"""
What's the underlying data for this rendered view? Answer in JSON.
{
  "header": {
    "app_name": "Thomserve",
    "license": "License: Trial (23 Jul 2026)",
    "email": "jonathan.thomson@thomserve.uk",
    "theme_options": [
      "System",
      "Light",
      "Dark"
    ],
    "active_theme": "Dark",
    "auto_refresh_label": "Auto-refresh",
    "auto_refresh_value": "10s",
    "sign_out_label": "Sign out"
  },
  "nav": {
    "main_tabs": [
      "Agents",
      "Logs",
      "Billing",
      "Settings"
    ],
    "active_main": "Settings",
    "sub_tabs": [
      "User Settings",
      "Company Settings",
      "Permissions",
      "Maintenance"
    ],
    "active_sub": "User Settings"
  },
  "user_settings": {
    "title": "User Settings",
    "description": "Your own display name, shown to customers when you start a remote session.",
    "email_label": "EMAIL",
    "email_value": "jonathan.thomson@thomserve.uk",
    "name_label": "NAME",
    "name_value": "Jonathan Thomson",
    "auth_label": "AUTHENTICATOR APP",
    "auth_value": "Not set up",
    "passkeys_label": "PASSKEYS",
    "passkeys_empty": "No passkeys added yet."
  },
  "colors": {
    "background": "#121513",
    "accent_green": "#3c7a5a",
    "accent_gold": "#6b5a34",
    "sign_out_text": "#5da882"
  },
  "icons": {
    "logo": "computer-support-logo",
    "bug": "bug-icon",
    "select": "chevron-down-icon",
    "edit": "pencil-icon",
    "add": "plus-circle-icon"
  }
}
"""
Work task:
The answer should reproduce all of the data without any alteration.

Answer section:
What's the underlying data for this rendered view? Answer in JSON.
{
  "header": {
    "app_name": "Thomserve",
    "license": "License: Trial (23 Jul 2026)",
    "email": "jonathan.thomson@thomserve.uk",
    "theme_options": [
      "System",
      "Light",
      "Dark"
    ],
    "active_theme": "Dark",
    "auto_refresh_label": "Auto-refresh",
    "auto_refresh_value": "10s",
    "sign_out_label": "Sign out"
  },
  "nav": {
    "main_tabs": [
      "Agents",
      "Logs",
      "Billing",
      "Settings"
    ],
    "active_main": "Settings",
    "sub_tabs": [
      "User Settings",
      "Company Settings",
      "Permissions",
      "Maintenance"
    ],
    "active_sub": "User Settings"
  },
  "user_settings": {
    "title": "User Settings",
    "description": "Your own display name, shown to customers when you start a remote session.",
    "email_label": "EMAIL",
    "email_value": "jonathan.thomson@thomserve.uk",
    "name_label": "NAME",
    "name_value": "Jonathan Thomson",
    "auth_label": "AUTHENTICATOR APP",
    "auth_value": "Not set up",
    "passkeys_label": "PASSKEYS",
    "passkeys_empty": "No passkeys added yet."
  },
  "colors": {
    "background": "#121513",
    "accent_green": "#3c7a5a",
    "accent_gold": "#6b5a34",
    "sign_out_text": "#5da882"
  },
  "icons": {
    "logo": "computer-support-logo",
    "bug": "bug-icon",
    "select": "chevron-down-icon",
    "edit": "pencil-icon",
    "add": "plus-circle-icon"
  }
}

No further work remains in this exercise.